The goal is to reach summer with levels that are even lower than at present for the speed of infection, the number of people affected and the hospital pressure. Only under these conditions can a half-way normal July and August period be guaranteed. It is not an unattainable goal, as the speed with which the vaccination process has advanced in recent weeks has boosted optimism. This month of May will be key if supplies continue to arrive at the current rate and no new problems emerge.

The entire leisure sector is hopeful that from Monday 9th, it can turn the current situation inside out like a sock and can itself see some light on the horizon. The same goes for the restaurant industry, where people are beginning to make bookings. It is to be hoped that the Catalan government still in office will empathize with a sector that has been particularly badly treated. Less worrying about the behaviour of people, who have mostly been very responsible, and more work on creating the conditions for the different sectors to reactivate themselves as soon as possible.

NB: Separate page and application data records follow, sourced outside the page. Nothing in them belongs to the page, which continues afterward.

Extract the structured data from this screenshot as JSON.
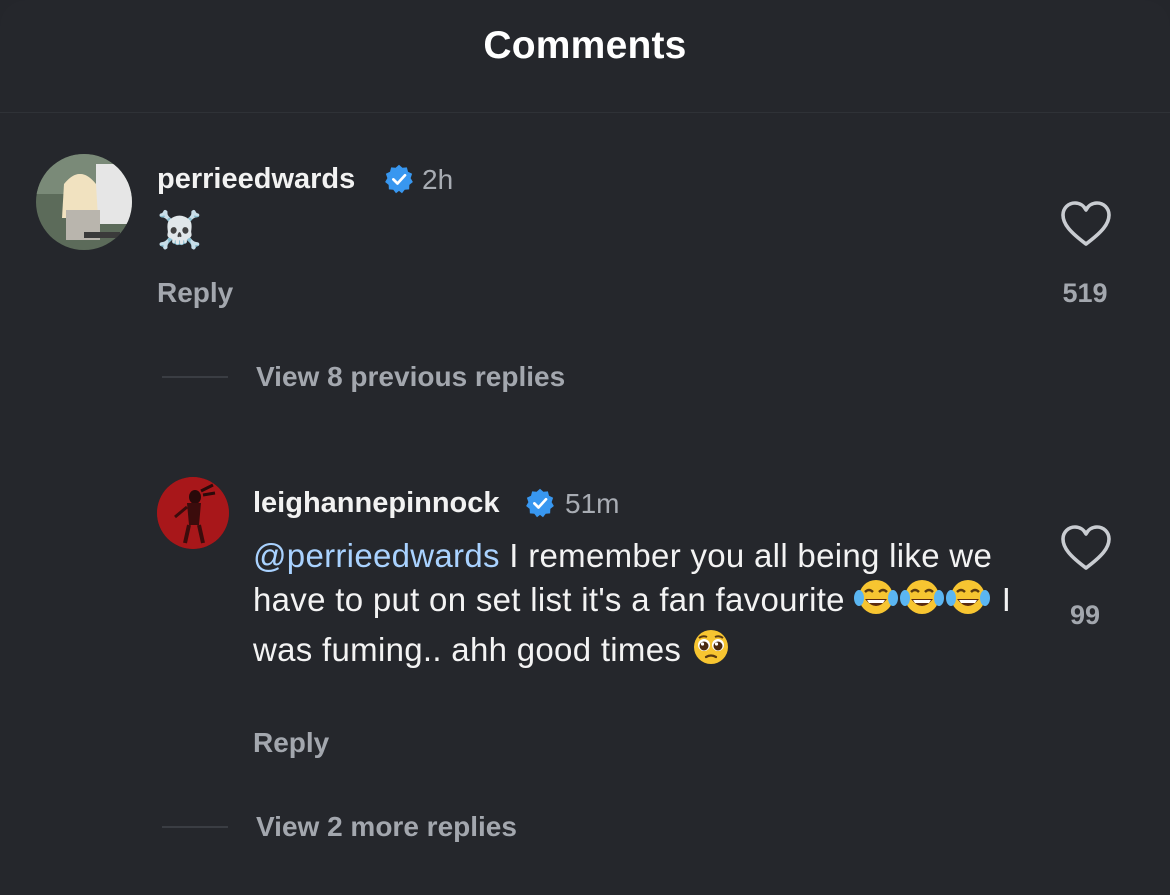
{
  "header": {
    "title": "Comments"
  },
  "comments": [
    {
      "username": "perrieedwards",
      "verified": true,
      "time": "2h",
      "emoji": "☠️",
      "reply_label": "Reply",
      "likes": "519",
      "view_replies": "View 8 previous replies"
    },
    {
      "username": "leighannepinnock",
      "verified": true,
      "time": "51m",
      "mention": "@perrieedwards",
      "text_part1": " I remember you all being like we have to put on set list it's a fan favourite ",
      "text_part2": " I was fuming.. ahh good times ",
      "reply_label": "Reply",
      "likes": "99",
      "view_replies": "View 2 more replies"
    }
  ],
  "colors": {
    "background": "#25272c",
    "verified_badge": "#3897f0",
    "mention": "#a9d2ff",
    "secondary_text": "#a3a7ae"
  },
  "icons": [
    "verified-badge-icon",
    "heart-icon",
    "skull-crossbones-emoji",
    "tears-of-joy-emoji",
    "pleading-face-emoji"
  ]
}
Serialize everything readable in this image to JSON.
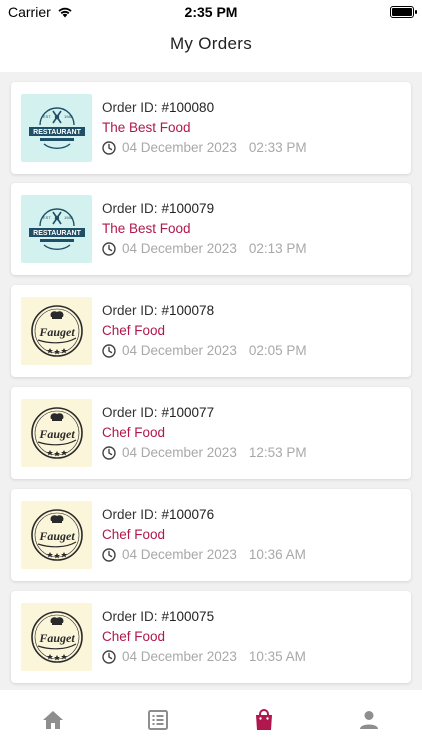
{
  "status": {
    "carrier": "Carrier",
    "time": "2:35 PM"
  },
  "header": {
    "title": "My Orders"
  },
  "order_id_label": "Order ID:",
  "orders": [
    {
      "id": "#100080",
      "shop": "The Best Food",
      "date": "04 December 2023",
      "time": "02:33 PM",
      "logo": "restaurant"
    },
    {
      "id": "#100079",
      "shop": "The Best Food",
      "date": "04 December 2023",
      "time": "02:13 PM",
      "logo": "restaurant"
    },
    {
      "id": "#100078",
      "shop": "Chef Food",
      "date": "04 December 2023",
      "time": "02:05 PM",
      "logo": "fauget"
    },
    {
      "id": "#100077",
      "shop": "Chef Food",
      "date": "04 December 2023",
      "time": "12:53 PM",
      "logo": "fauget"
    },
    {
      "id": "#100076",
      "shop": "Chef Food",
      "date": "04 December 2023",
      "time": "10:36 AM",
      "logo": "fauget"
    },
    {
      "id": "#100075",
      "shop": "Chef Food",
      "date": "04 December 2023",
      "time": "10:35 AM",
      "logo": "fauget"
    }
  ],
  "logos": {
    "restaurant": {
      "text": "RESTAURANT",
      "est": "EST",
      "year": "1985"
    },
    "fauget": {
      "text": "Fauget"
    }
  },
  "tabs": [
    {
      "icon": "home-icon",
      "active": false
    },
    {
      "icon": "list-icon",
      "active": false
    },
    {
      "icon": "shopping-bag-icon",
      "active": true
    },
    {
      "icon": "profile-icon",
      "active": false
    }
  ],
  "colors": {
    "accent": "#b0174d",
    "inactive_tab": "#8e8e8e",
    "muted_text": "#a8a8a8"
  }
}
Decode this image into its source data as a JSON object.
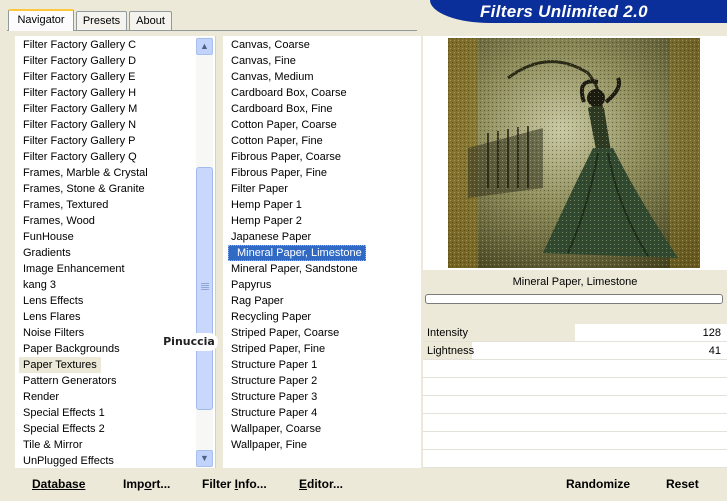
{
  "tabs": [
    {
      "label": "Navigator",
      "active": true
    },
    {
      "label": "Presets",
      "active": false
    },
    {
      "label": "About",
      "active": false
    }
  ],
  "header": {
    "title": "Filters Unlimited 2.0",
    "color": "#0b2f9a"
  },
  "categories": [
    "Filter Factory Gallery C",
    "Filter Factory Gallery D",
    "Filter Factory Gallery E",
    "Filter Factory Gallery H",
    "Filter Factory Gallery M",
    "Filter Factory Gallery N",
    "Filter Factory Gallery P",
    "Filter Factory Gallery Q",
    "Frames, Marble & Crystal",
    "Frames, Stone & Granite",
    "Frames, Textured",
    "Frames, Wood",
    "FunHouse",
    "Gradients",
    "Image Enhancement",
    "kang 3",
    "Lens Effects",
    "Lens Flares",
    "Noise Filters",
    "Paper Backgrounds",
    "Paper Textures",
    "Pattern Generators",
    "Render",
    "Special Effects 1",
    "Special Effects 2",
    "Tile & Mirror",
    "UnPlugged Effects"
  ],
  "selected_category": "Paper Textures",
  "filters": [
    "Canvas, Coarse",
    "Canvas, Fine",
    "Canvas, Medium",
    "Cardboard Box, Coarse",
    "Cardboard Box, Fine",
    "Cotton Paper, Coarse",
    "Cotton Paper, Fine",
    "Fibrous Paper, Coarse",
    "Fibrous Paper, Fine",
    "Filter Paper",
    "Hemp Paper 1",
    "Hemp Paper 2",
    "Japanese Paper",
    "Mineral Paper, Limestone",
    "Mineral Paper, Sandstone",
    "Papyrus",
    "Rag Paper",
    "Recycling Paper",
    "Striped Paper, Coarse",
    "Striped Paper, Fine",
    "Structure Paper 1",
    "Structure Paper 2",
    "Structure Paper 3",
    "Structure Paper 4",
    "Wallpaper, Coarse",
    "Wallpaper, Fine"
  ],
  "selected_filter": "Mineral Paper, Limestone",
  "watermark": "Pinuccia",
  "preview": {
    "filter_name": "Mineral Paper, Limestone"
  },
  "parameters": [
    {
      "name": "Intensity",
      "value": "128",
      "fraction": 0.5
    },
    {
      "name": "Lightness",
      "value": "41",
      "fraction": 0.16
    }
  ],
  "buttons": {
    "database": {
      "accel": "D",
      "rest": "atabase"
    },
    "import": {
      "prefix": "Imp",
      "accel": "o",
      "rest": "rt..."
    },
    "filter_info": {
      "prefix": "Filter ",
      "accel": "I",
      "rest": "nfo..."
    },
    "editor": {
      "accel": "E",
      "rest": "ditor..."
    },
    "randomize": "Randomize",
    "reset": "Reset"
  },
  "scrollbar": {
    "up_icon": "chevron-up-icon",
    "down_icon": "chevron-down-icon"
  },
  "colors": {
    "selection": "#316ac5",
    "background": "#ece9d8"
  }
}
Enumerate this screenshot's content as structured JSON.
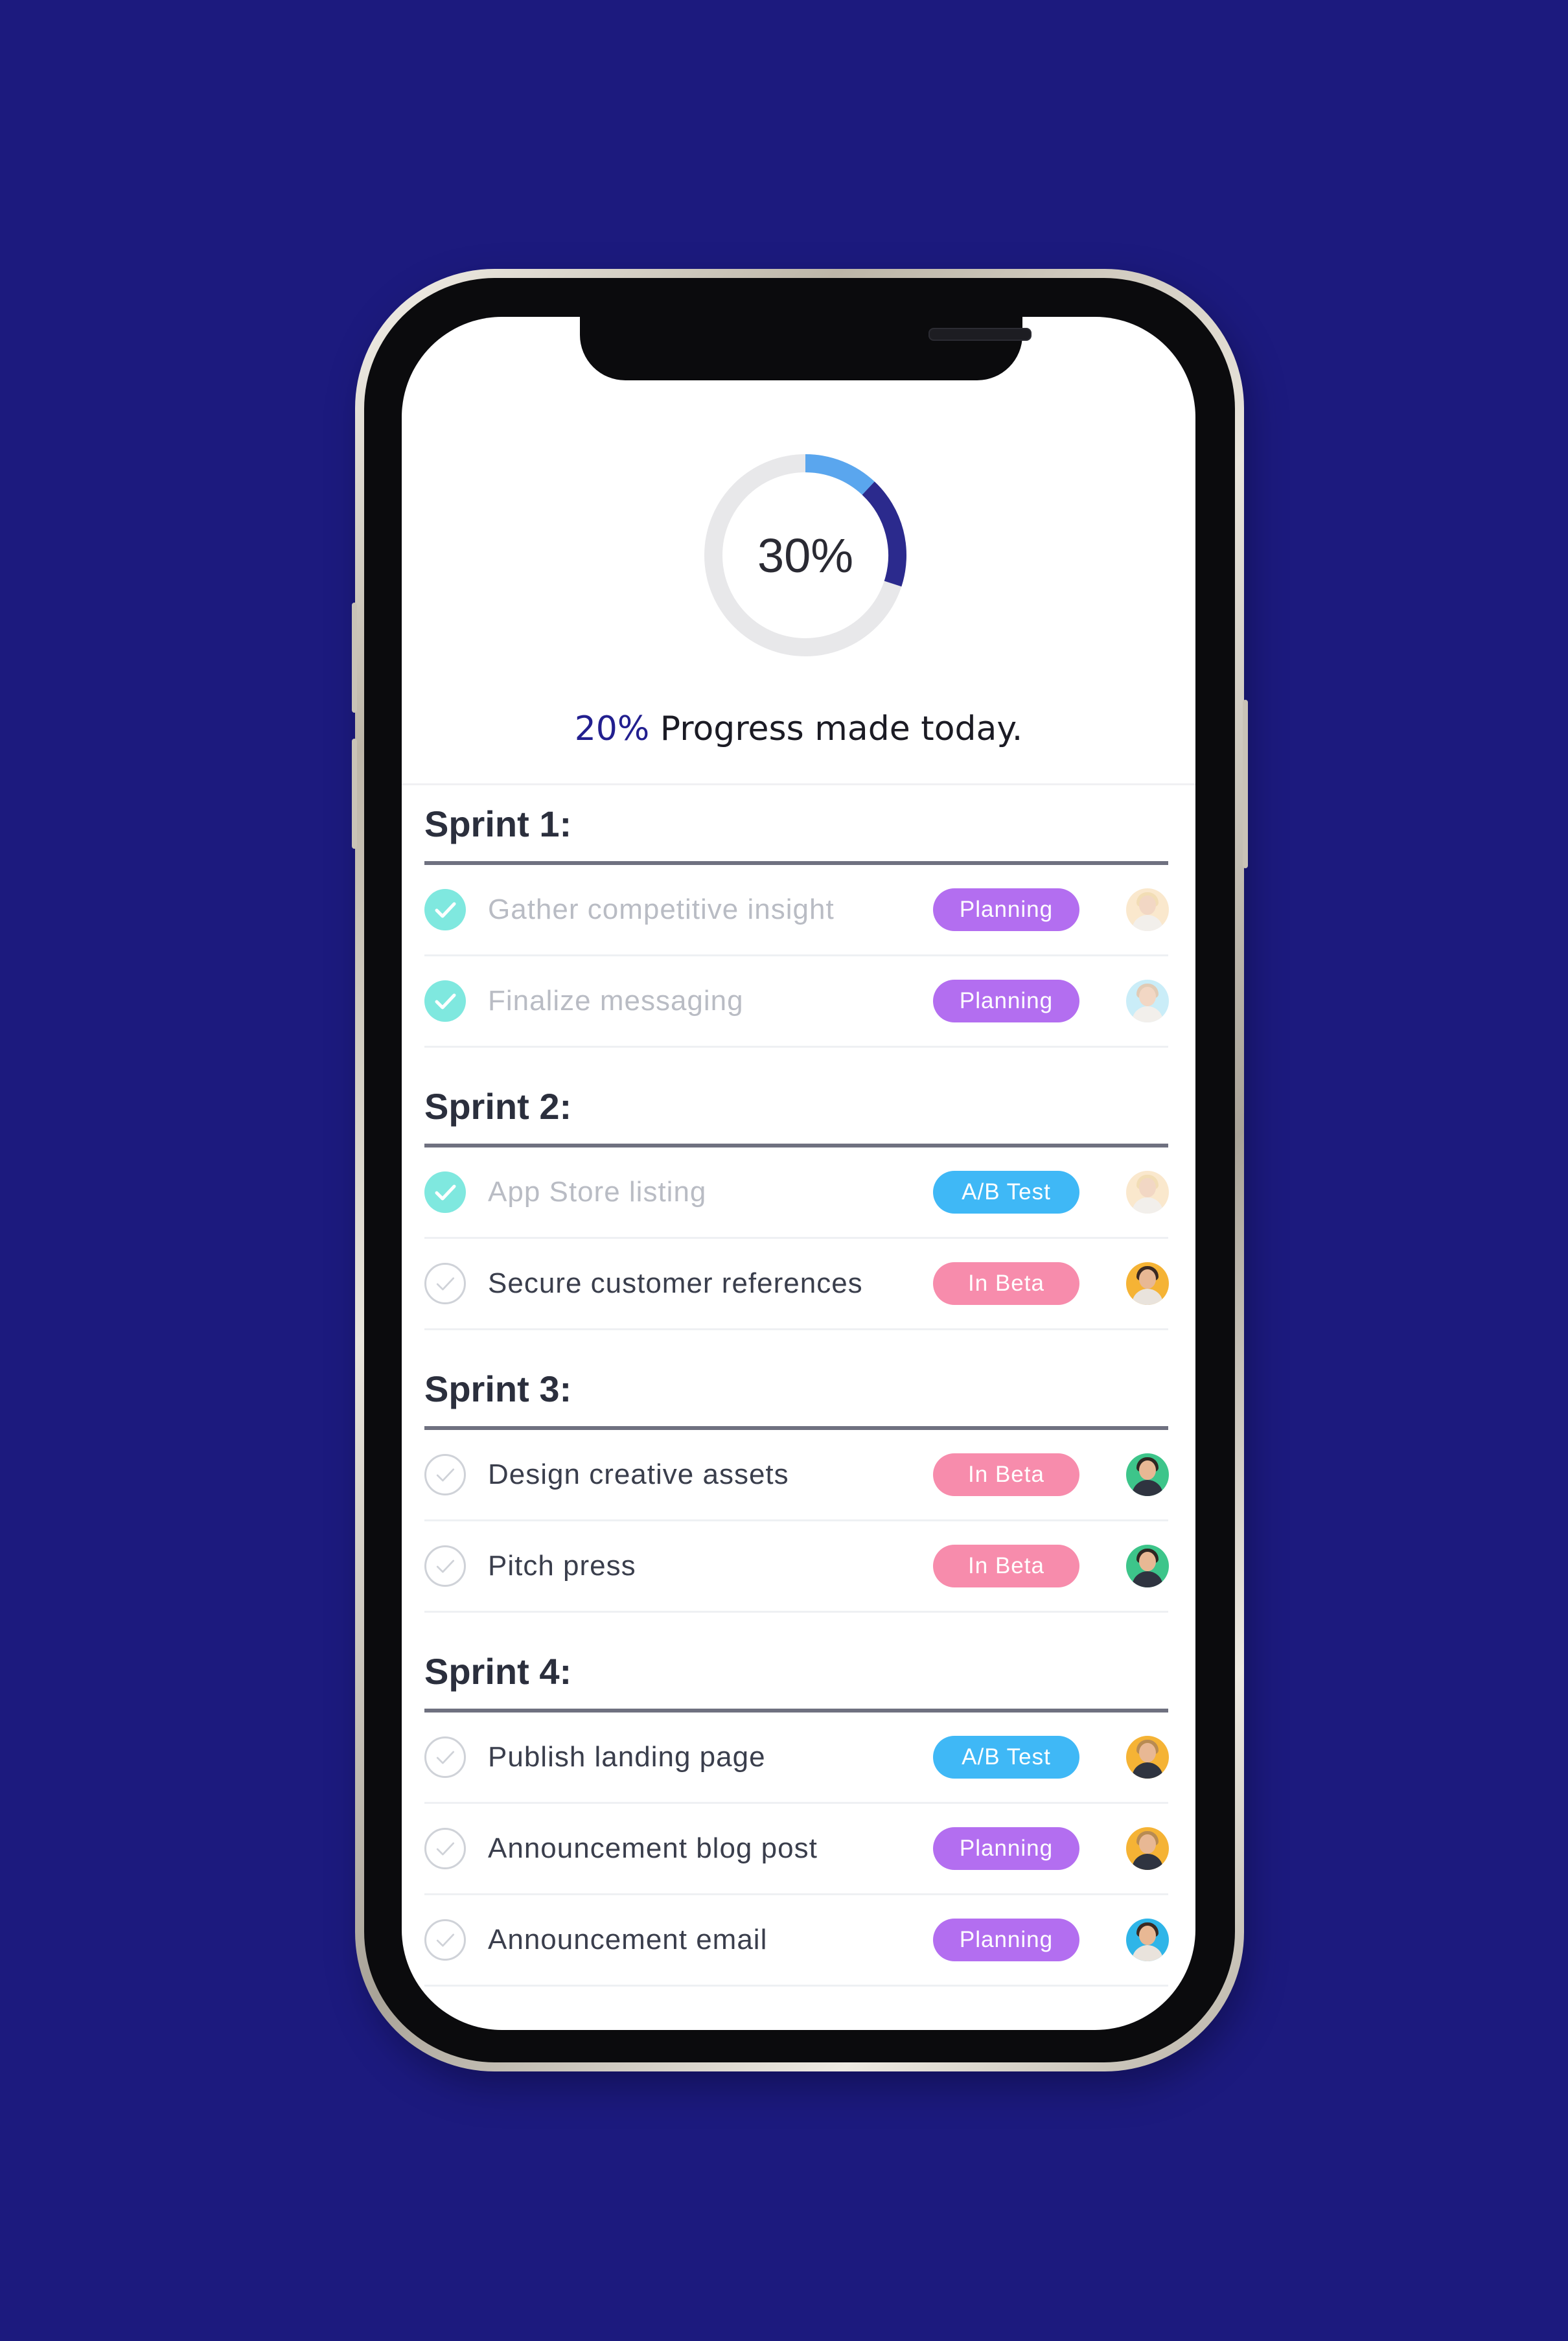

If the negotiations between ERC and Junts do not derail again, towards the middle of the month the presidential candidate Pere Aragonès could ask the speaker of parliament, Laura Borràs, to call another investiture session. The third and final one. There is a lot of stitching together still to be done, starting with the structure of the new government and the distribution of ministries. ERC has already delivered a document which Junts feels give them a poor deal. Puigdemont's party puts forward something simpler - that the starting point for the negotiation should be with Junts having the government competencies that ERC had in the last legislature. But simpler does not mean, by any measure, easier. Once the strategic and programmatic issues are on track, it's time, let's be clear, to enter into the distribution of power. And that always causes irritation.